Star Spangled Banner to Be Sold at Auction
On December 3, Christie's will sell at auction a rare first edition of America's national anthem, The Star Spangled Banner. Composed by poet Francis Scott Key during the evening of September 13, 1814, the sheet music will be offered in Christie's "Fine Printed Books and Manuscripts Including Americana" sale at its headquarters at Rockefeller Plaza in New York. The pre-sale estimate for the lot is $200,000 to $300,000.
The sellers are two retired Pennsylvania antique dealers who bought the sheet music as part of an album in 1989 for $50. The dealers only later realized the significance of what was contained in the album.
According to Chris Coover, senior specialist in books and manuscripts at Christie's in New York, the dealers attended many small auctions in the Pennsylvania area over a period of many years. At one of these small auctions, they acquired an album that contained popular songs from the 1814 era with most of the songs being undated. "After buying the album, the dealers studied it closely and realized it contained a first edition of The Star Spangled Banner which was bound into the album," says Coover. "They did their homework and realized they had a very rare piece indeed. They were thrilled to be the owners of a great piece of Americana."

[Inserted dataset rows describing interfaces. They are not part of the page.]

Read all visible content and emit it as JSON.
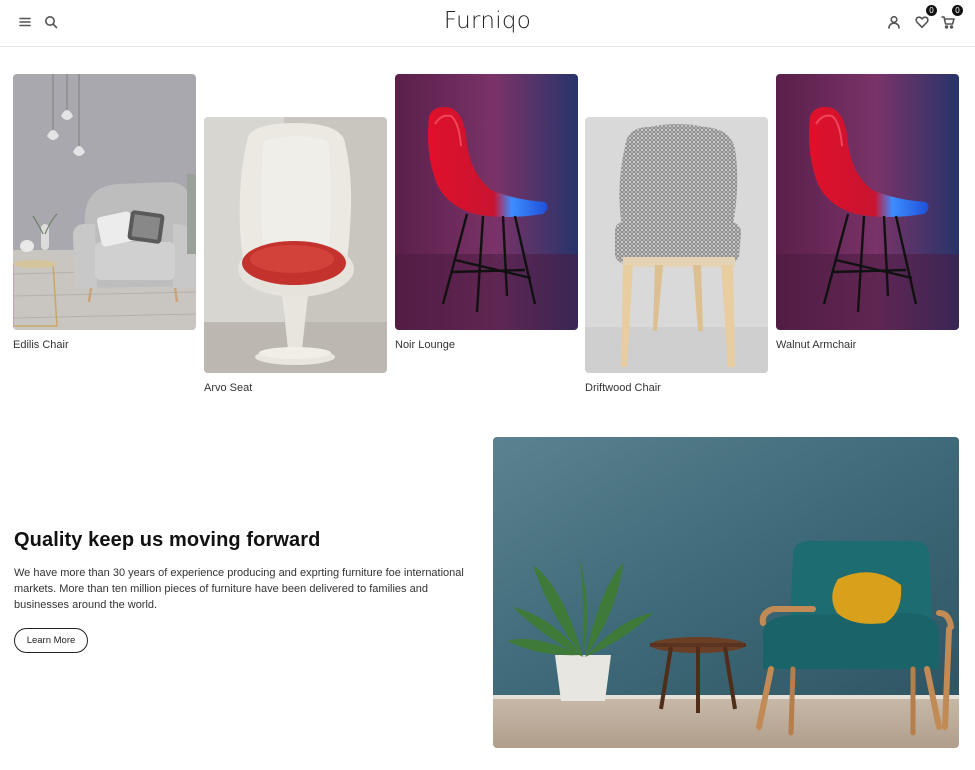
{
  "header": {
    "brand": "Furniqo",
    "wishlist_count": "0",
    "cart_count": "0",
    "icons": [
      "menu-icon",
      "search-icon",
      "user-icon",
      "heart-icon",
      "cart-icon"
    ]
  },
  "products": [
    {
      "name": "Edilis Chair"
    },
    {
      "name": "Arvo Seat"
    },
    {
      "name": "Noir Lounge"
    },
    {
      "name": "Driftwood Chair"
    },
    {
      "name": "Walnut Armchair"
    }
  ],
  "quality": {
    "title": "Quality keep us moving forward",
    "text": "We have more than 30 years of experience producing and exprting furniture foe international markets. More than ten million pieces of furniture have been delivered to families and businesses around the world.",
    "button_label": "Learn More"
  }
}
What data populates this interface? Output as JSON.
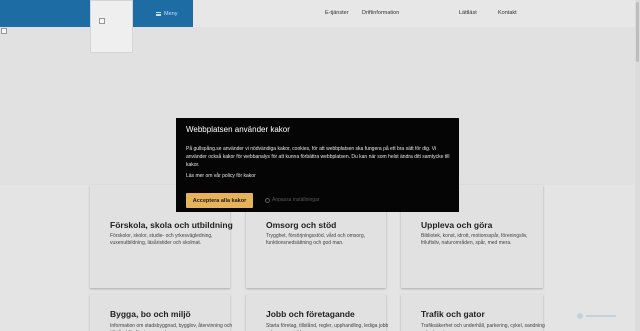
{
  "header": {
    "menu_label": "Meny",
    "nav": [
      "E-tjänster",
      "Driftinformation",
      "Lättläst",
      "Kontakt"
    ]
  },
  "colors": {
    "brand": "#1e6fa8",
    "accept": "#e6b35a",
    "dialog_bg": "#050505"
  },
  "cards": [
    {
      "title": "Förskola, skola och utbildning",
      "desc": "Förskolor, skolor, studie- och yrkesvägledning, vuxenutbildning, läsåristider och skolmat."
    },
    {
      "title": "Omsorg och stöd",
      "desc": "Trygghet, försörjningsstöd, vård och omsorg, funktionsnedsättning och god man."
    },
    {
      "title": "Uppleva och göra",
      "desc": "Bibliotek, konst, idrott, motionsspår, föreningsliv, friluftsliv, naturområden, spår, med mera."
    },
    {
      "title": "Bygga, bo och miljö",
      "desc": "Information om stadsbyggnad, bygglov, återvinning och tillstånd för företagare och"
    },
    {
      "title": "Jobb och företagande",
      "desc": "Starta företag, tillstånd, regler, upphandling, lediga jobb och sommarjobb."
    },
    {
      "title": "Trafik och gator",
      "desc": "Trafiksäkerhet och underhåll, parkering, cykel, sandning och plogning"
    }
  ],
  "cookie": {
    "title": "Webbplatsen använder kakor",
    "text": "På gullspång.se använder vi nödvändiga kakor, cookies, för att webbplatsen ska fungera på ett bra sätt för dig. Vi använder också kakor för webbanalys för att kunna förbättra webbplatsen. Du kan när som helst ändra ditt samtycke till kakor.",
    "policy_link": "Läs mer om vår policy för kakor",
    "accept_label": "Acceptera alla kakor",
    "customize_label": "Anpassa inställningar"
  },
  "icons": {
    "menu": "hamburger-icon",
    "customize": "gear-icon",
    "logo": "broken-image-icon",
    "hero": "broken-image-icon"
  }
}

According to Coover, there are only eleven copies still in existence, including this one, though, until recently, it wasn't well known that this one even existed. "It is the only one still in private hands with all others owned by institutions," says Coover. "It is quite a rarity."
Gallery: Star Spangled Banner
Coover estimates that perhaps 250 to 500 copies were printed originally. "We have to assume that most of the copies produced were destroyed, thrown away or discarded," he says.
During the fall of 1814, Baltimore-based music publisher, Thomas Carr, was attempting to cash in on the immediate popularity of the song. "Once it was combined with the music, it was a very powerful piece that was performed widely," says Coover. "The song dovetailed with the patriotic spirit felt during the War of 1812."
While the song was immensely popular, it wasn't adapted as the national anthem of the United States until 1931. "Until then, it was just considered to be a patriotic song," says Coover. The first printing includes all four versus of Key's poetry. "All of us know the first stanza, but the second, third and fourth stanzas have been neglected," says Coover.
One unique feature of the first edition is that it contains a noticeable misspelling. "Carr was in such a hurry to rush this into print that he worked carelessly and misspelled the word patriotic," says Coover, pointing out that Carr listed it as pariotic (see gallery above). "Carr also omitted Francis Scott Key's name as poet."
The last copy sold at auction was in 1967, by Sotheby's in New York. "It sold for $23,000, which was a record price for the time," says Coover. That copy was bought by a private individual and gifted to a foundation. It is now owned by Wesleyan University in Connecticut. "That was the last chance anyone had to acquire one until now," says Coover. "Forty-three years is a long time to wait."
Second editions of the song have recently sold at auction, says Coover. While later editions may also be rare, they are not as interesting, as important or as valuable as first editions, he adds. A second edition sold for $15,000 in December 2002.
In addition to first edition that is owned by Wesleyan University, the other copies are owned by the Library of Congress, Indiana University, Maryland Historical Society, New York Public Library, The Pierpont Morgan Library, Johns Hopkins University Library, White House, University of Michigan and the Moravian Music Foundation.
The score is included in an album that contains 50 pieces of popular sheet music of the era, including military marches that have long since been forgotten. The album belonged to a Mary Barnitz of York, Pa. (1793 to 1886) or her father George (1770 to 1844). Francis Scott Key lived from 1780 to 1843. Because the sheet music was bound into an album, it was well-protected from abuse and harmful elements from being displayed. Christie's had a professional conservator carefully take The Star Spangled Banner out of the album. "It has been professionally conserved and is in excellent condition," says Coover. The top left corner has a light water stain, which is normal.
Other significant items (see gallery above) that will also be sold at Christie's Fine Printed Books and Manuscripts auction include a calling card that belonged to Abraham Lincoln. "This is the first one that I have handled in 30 years," says Coover. The engraved calling card was modeled after the president's signature, which was rare at the time. Paired with an actual autograph of Lincoln, its estimate is $7,000 to $10,000.
Twenty lots featuring Winston Churchill's belongings and memorabilia will also be offered, including a cigar (estimate $1,500 to $2,500), various letters, documents, signed photographs and an expandable leather briefcase owned by Churchill in the 1940's (estimate: $3,000 to $5,000). These items are from the legendary Winston Churchill collection belonging to publishing mogul Malcolm "Steve" Forbes.
The Christie's auction will commence at 10:00 am on December 3.